***** STORED DATA *****
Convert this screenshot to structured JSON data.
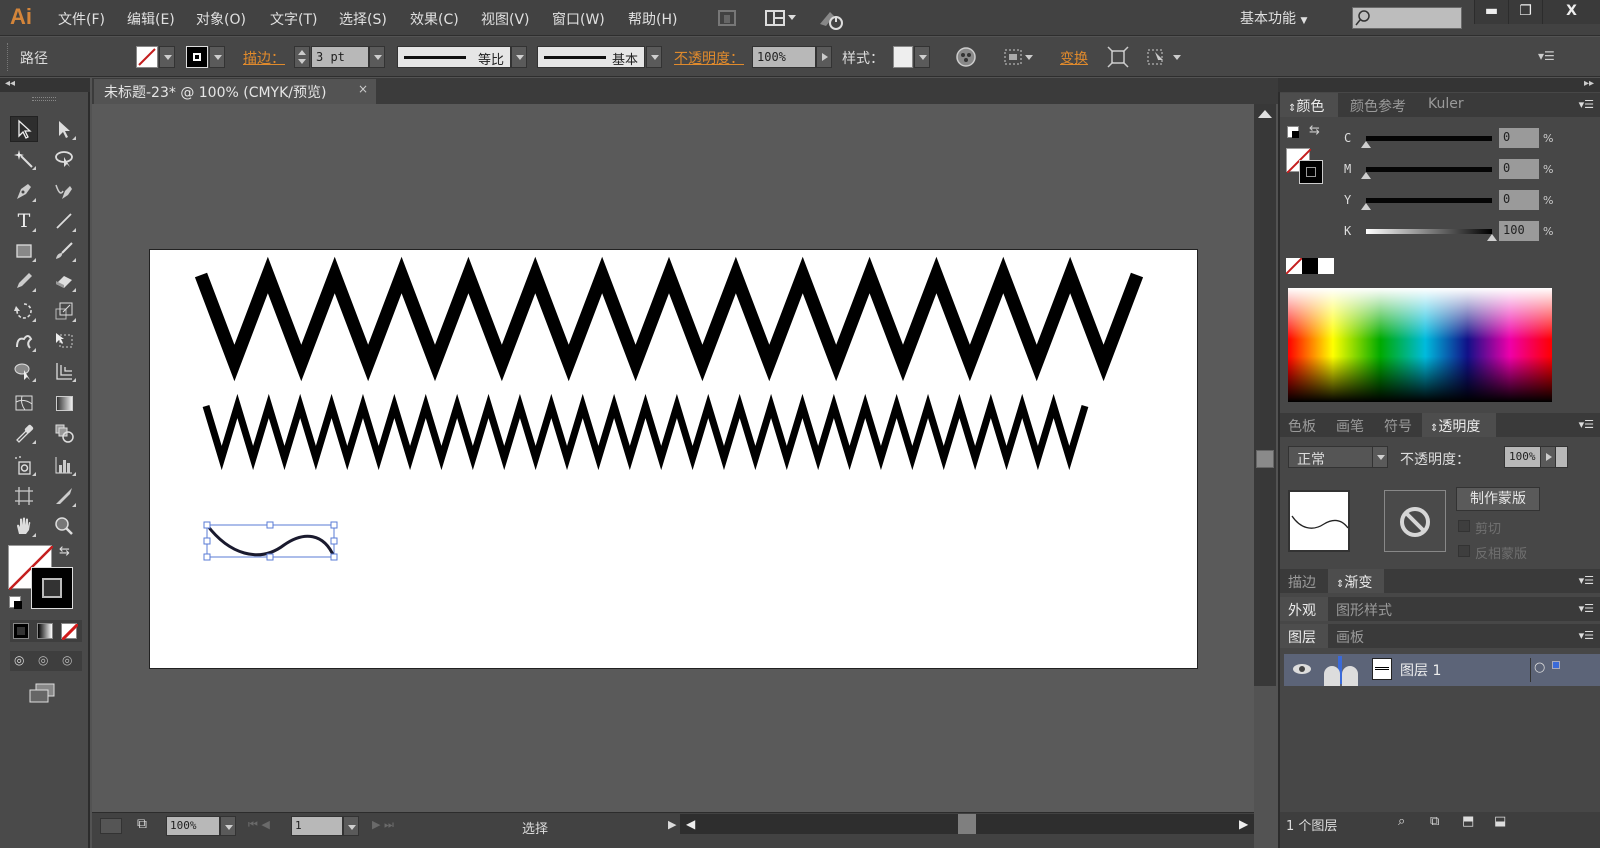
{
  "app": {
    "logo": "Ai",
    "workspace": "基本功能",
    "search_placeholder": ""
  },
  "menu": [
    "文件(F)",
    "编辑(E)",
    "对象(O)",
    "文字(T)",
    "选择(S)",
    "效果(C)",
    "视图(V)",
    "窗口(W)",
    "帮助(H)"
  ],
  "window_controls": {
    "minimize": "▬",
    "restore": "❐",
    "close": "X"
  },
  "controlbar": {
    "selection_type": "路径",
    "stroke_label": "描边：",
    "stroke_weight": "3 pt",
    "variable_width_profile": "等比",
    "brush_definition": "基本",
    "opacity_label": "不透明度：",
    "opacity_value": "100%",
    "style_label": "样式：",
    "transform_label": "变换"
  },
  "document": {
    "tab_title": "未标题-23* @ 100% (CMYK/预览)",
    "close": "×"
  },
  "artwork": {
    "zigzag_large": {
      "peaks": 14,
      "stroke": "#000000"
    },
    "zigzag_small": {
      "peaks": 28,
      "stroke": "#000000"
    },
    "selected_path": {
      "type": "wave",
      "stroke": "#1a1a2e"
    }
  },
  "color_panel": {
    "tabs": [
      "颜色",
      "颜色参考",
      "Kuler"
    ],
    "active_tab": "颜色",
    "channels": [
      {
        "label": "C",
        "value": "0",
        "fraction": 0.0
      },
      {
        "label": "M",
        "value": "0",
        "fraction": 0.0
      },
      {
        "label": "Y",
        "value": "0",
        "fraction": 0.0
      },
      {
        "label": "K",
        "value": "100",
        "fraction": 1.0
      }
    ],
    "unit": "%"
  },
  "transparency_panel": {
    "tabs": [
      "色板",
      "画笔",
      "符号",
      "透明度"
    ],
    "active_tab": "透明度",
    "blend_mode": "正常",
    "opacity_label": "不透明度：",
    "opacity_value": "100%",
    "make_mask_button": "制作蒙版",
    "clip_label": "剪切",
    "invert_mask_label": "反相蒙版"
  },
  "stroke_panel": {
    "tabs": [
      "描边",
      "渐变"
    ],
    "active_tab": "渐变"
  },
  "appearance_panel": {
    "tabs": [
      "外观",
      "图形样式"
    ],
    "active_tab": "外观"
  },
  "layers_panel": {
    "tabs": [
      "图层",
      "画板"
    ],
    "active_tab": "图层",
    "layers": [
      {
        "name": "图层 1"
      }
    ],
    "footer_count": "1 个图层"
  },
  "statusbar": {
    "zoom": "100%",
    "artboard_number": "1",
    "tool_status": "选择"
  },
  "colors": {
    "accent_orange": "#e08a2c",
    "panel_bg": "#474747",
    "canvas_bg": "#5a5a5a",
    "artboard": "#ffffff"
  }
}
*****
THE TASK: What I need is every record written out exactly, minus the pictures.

PROBLEM SOLUTION:
Convert this screenshot to structured JSON data.
{
  "app": {
    "logo": "Ai",
    "workspace": "基本功能",
    "search_placeholder": ""
  },
  "menu": [
    "文件(F)",
    "编辑(E)",
    "对象(O)",
    "文字(T)",
    "选择(S)",
    "效果(C)",
    "视图(V)",
    "窗口(W)",
    "帮助(H)"
  ],
  "window_controls": {
    "minimize": "▬",
    "restore": "❐",
    "close": "X"
  },
  "controlbar": {
    "selection_type": "路径",
    "stroke_label": "描边：",
    "stroke_weight": "3 pt",
    "variable_width_profile": "等比",
    "brush_definition": "基本",
    "opacity_label": "不透明度：",
    "opacity_value": "100%",
    "style_label": "样式：",
    "transform_label": "变换"
  },
  "document": {
    "tab_title": "未标题-23* @ 100% (CMYK/预览)",
    "close": "×"
  },
  "artwork": {
    "zigzag_large": {
      "peaks": 14,
      "stroke": "#000000"
    },
    "zigzag_small": {
      "peaks": 28,
      "stroke": "#000000"
    },
    "selected_path": {
      "type": "wave",
      "stroke": "#1a1a2e"
    }
  },
  "color_panel": {
    "tabs": [
      "颜色",
      "颜色参考",
      "Kuler"
    ],
    "active_tab": "颜色",
    "channels": [
      {
        "label": "C",
        "value": "0",
        "fraction": 0.0
      },
      {
        "label": "M",
        "value": "0",
        "fraction": 0.0
      },
      {
        "label": "Y",
        "value": "0",
        "fraction": 0.0
      },
      {
        "label": "K",
        "value": "100",
        "fraction": 1.0
      }
    ],
    "unit": "%"
  },
  "transparency_panel": {
    "tabs": [
      "色板",
      "画笔",
      "符号",
      "透明度"
    ],
    "active_tab": "透明度",
    "blend_mode": "正常",
    "opacity_label": "不透明度：",
    "opacity_value": "100%",
    "make_mask_button": "制作蒙版",
    "clip_label": "剪切",
    "invert_mask_label": "反相蒙版"
  },
  "stroke_panel": {
    "tabs": [
      "描边",
      "渐变"
    ],
    "active_tab": "渐变"
  },
  "appearance_panel": {
    "tabs": [
      "外观",
      "图形样式"
    ],
    "active_tab": "外观"
  },
  "layers_panel": {
    "tabs": [
      "图层",
      "画板"
    ],
    "active_tab": "图层",
    "layers": [
      {
        "name": "图层 1"
      }
    ],
    "footer_count": "1 个图层"
  },
  "statusbar": {
    "zoom": "100%",
    "artboard_number": "1",
    "tool_status": "选择"
  },
  "colors": {
    "accent_orange": "#e08a2c",
    "panel_bg": "#474747",
    "canvas_bg": "#5a5a5a",
    "artboard": "#ffffff"
  }
}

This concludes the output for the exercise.